Seventeen of California’s 20 worst recorded fires have struck since the start of this century — five of those in the past 18 months. The most recent, which destroyed the poignantly named town of Paradise in Northern California, has taken at least 76 lives so far. More than 1,000 people in the area are still missing.
The signs are that the breathtaking scale and spread of the so-called Camp Fire is a harbinger of worse to come. Similar rises in frequency and severity are true of coastal flooding in Florida, the hurricane season in America’s flood plains and storm surges across its east coast. The same can be said of droughts in Europe and Australia and killer heatwaves in the Middle East. The question is what to do about it.
The most urgent step is to acknowledge the growing impact of global warming. The recent report by the International Panel on Climate Change says that the world must cut carbon emissions by 45 per cent by 2030 to prevent global warming from reaching 1.5C over the coming decades. In effect, we must cut emissions by half within a decade. Even assuming such a drastic action, temperatures would still rise by significantly more than the increase we have already witnessed. The scope for so-called mitigation remains huge.

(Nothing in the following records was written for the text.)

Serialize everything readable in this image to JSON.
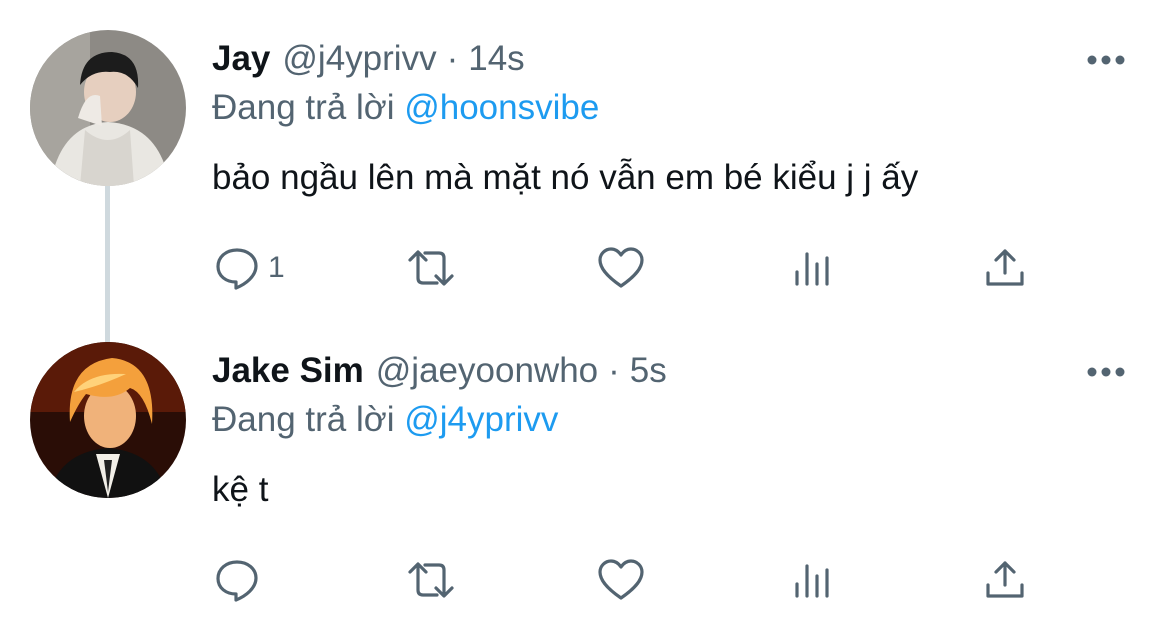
{
  "tweets": [
    {
      "name": "Jay",
      "handle": "@j4yprivv",
      "separator": "·",
      "time": "14s",
      "reply_prefix": "Đang trả lời",
      "reply_mention": "@hoonsvibe",
      "text": "bảo ngầu lên mà mặt nó vẫn em bé kiểu j j ấy",
      "actions": {
        "reply_count": "1",
        "retweet_count": "",
        "like_count": "",
        "views_count": ""
      }
    },
    {
      "name": "Jake Sim",
      "handle": "@jaeyoonwho",
      "separator": "·",
      "time": "5s",
      "reply_prefix": "Đang trả lời",
      "reply_mention": "@j4yprivv",
      "text": "kệ t",
      "actions": {
        "reply_count": "",
        "retweet_count": "",
        "like_count": "",
        "views_count": ""
      }
    }
  ],
  "icons": [
    "reply-icon",
    "retweet-icon",
    "like-icon",
    "views-icon",
    "share-icon",
    "more-icon"
  ],
  "colors": {
    "text": "#0f1419",
    "secondary": "#536471",
    "mention": "#1d9bf0",
    "thread_line": "#cfd9de"
  }
}
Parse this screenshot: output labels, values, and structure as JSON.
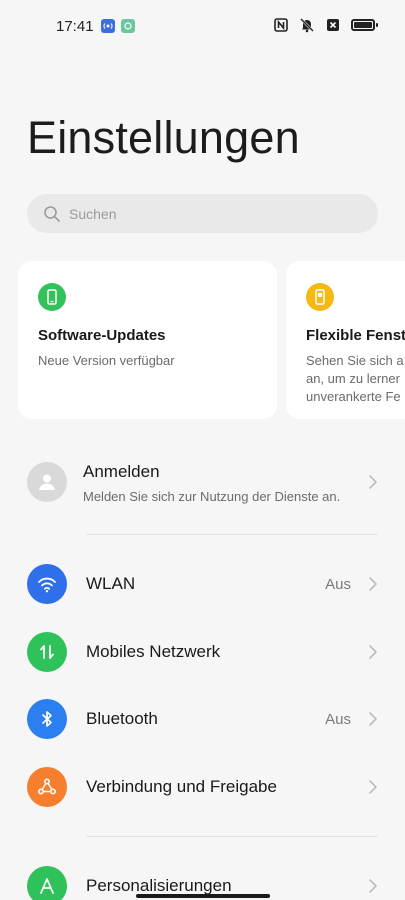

It does not help when Donald Trump, the US president, who leads the world’s second-largest emitter after China, repeatedly denies that man-made climate change has anything to do with such disasters. [Continue reading…]